◆ WHAT THE TASK REQUIRES: Exact copies of the lines below are the goal; any images in them are dropped.

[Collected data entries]
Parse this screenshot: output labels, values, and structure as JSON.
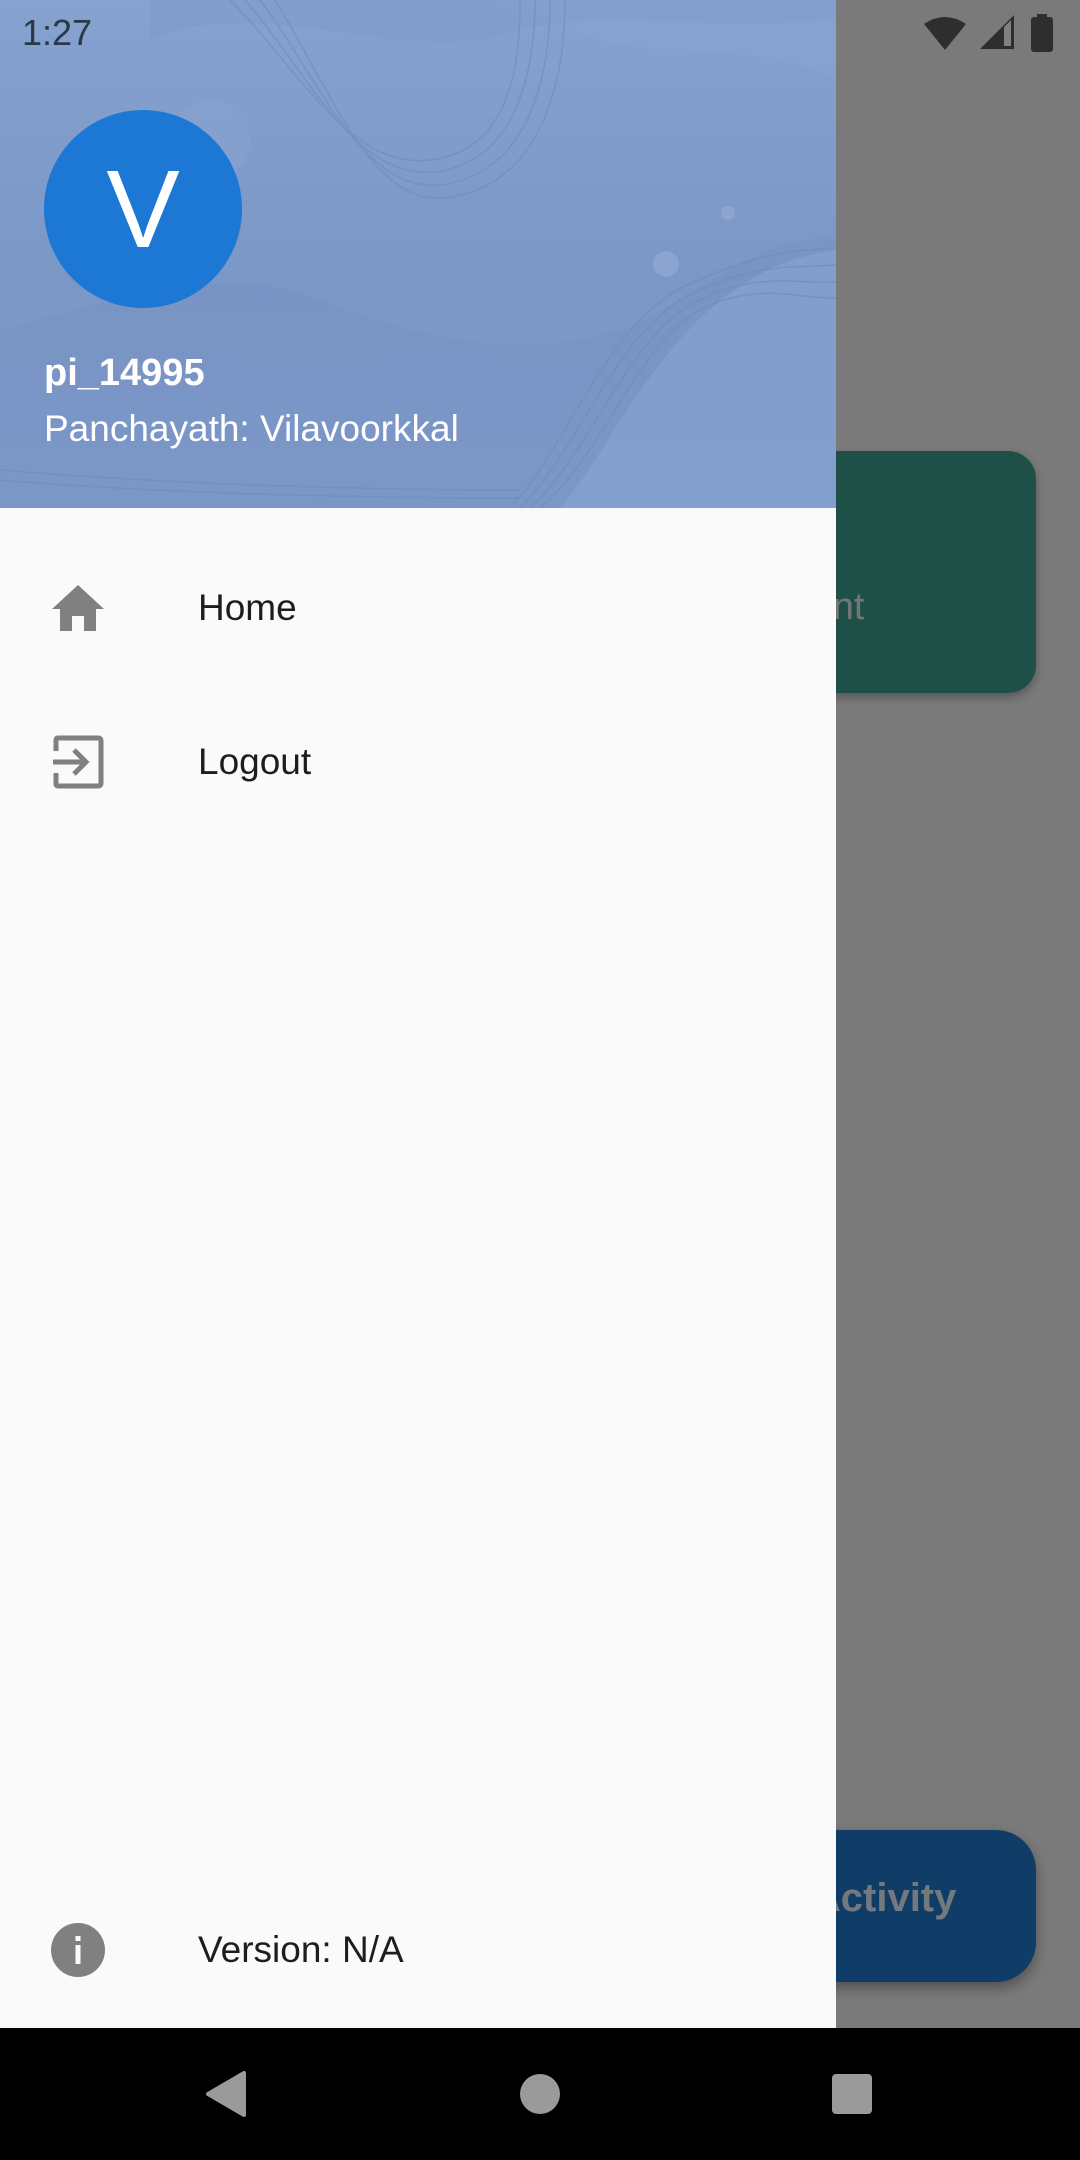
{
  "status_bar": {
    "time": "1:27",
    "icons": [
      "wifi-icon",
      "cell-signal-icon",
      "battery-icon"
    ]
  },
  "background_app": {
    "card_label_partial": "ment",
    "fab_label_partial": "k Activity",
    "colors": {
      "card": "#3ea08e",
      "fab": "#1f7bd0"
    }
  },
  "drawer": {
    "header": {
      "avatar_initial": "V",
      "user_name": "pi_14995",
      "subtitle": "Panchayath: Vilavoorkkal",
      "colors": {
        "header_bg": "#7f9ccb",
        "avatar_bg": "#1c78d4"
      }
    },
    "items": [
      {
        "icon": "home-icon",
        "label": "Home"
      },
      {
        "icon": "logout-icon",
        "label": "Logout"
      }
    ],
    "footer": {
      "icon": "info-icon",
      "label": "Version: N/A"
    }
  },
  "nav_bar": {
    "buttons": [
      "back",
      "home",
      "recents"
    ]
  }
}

◆ EXERCISE RESPONSE:
Parse this screenshot: output labels, values, and structure as JSON.
{
  "status_bar": {
    "time": "1:27",
    "icons": [
      "wifi-icon",
      "cell-signal-icon",
      "battery-icon"
    ]
  },
  "background_app": {
    "card_label_partial": "ment",
    "fab_label_partial": "k Activity",
    "colors": {
      "card": "#3ea08e",
      "fab": "#1f7bd0"
    }
  },
  "drawer": {
    "header": {
      "avatar_initial": "V",
      "user_name": "pi_14995",
      "subtitle": "Panchayath: Vilavoorkkal",
      "colors": {
        "header_bg": "#7f9ccb",
        "avatar_bg": "#1c78d4"
      }
    },
    "items": [
      {
        "icon": "home-icon",
        "label": "Home"
      },
      {
        "icon": "logout-icon",
        "label": "Logout"
      }
    ],
    "footer": {
      "icon": "info-icon",
      "label": "Version: N/A"
    }
  },
  "nav_bar": {
    "buttons": [
      "back",
      "home",
      "recents"
    ]
  }
}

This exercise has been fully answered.